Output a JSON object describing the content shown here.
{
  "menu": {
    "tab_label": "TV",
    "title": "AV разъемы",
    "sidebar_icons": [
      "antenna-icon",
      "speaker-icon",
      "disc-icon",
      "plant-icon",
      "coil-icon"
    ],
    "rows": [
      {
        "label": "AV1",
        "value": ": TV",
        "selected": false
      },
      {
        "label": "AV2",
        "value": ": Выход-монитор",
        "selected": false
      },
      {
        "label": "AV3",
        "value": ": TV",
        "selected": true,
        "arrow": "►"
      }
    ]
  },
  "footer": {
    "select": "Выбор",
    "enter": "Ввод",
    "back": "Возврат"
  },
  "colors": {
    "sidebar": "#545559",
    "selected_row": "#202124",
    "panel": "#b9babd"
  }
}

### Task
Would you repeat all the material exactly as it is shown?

### Answer space
Output a JSON object describing the content shown here.
{
  "menu": {
    "tab_label": "TV",
    "title": "AV разъемы",
    "sidebar_icons": [
      "antenna-icon",
      "speaker-icon",
      "disc-icon",
      "plant-icon",
      "coil-icon"
    ],
    "rows": [
      {
        "label": "AV1",
        "value": ": TV",
        "selected": false
      },
      {
        "label": "AV2",
        "value": ": Выход-монитор",
        "selected": false
      },
      {
        "label": "AV3",
        "value": ": TV",
        "selected": true,
        "arrow": "►"
      }
    ]
  },
  "footer": {
    "select": "Выбор",
    "enter": "Ввод",
    "back": "Возврат"
  },
  "colors": {
    "sidebar": "#545559",
    "selected_row": "#202124",
    "panel": "#b9babd"
  }
}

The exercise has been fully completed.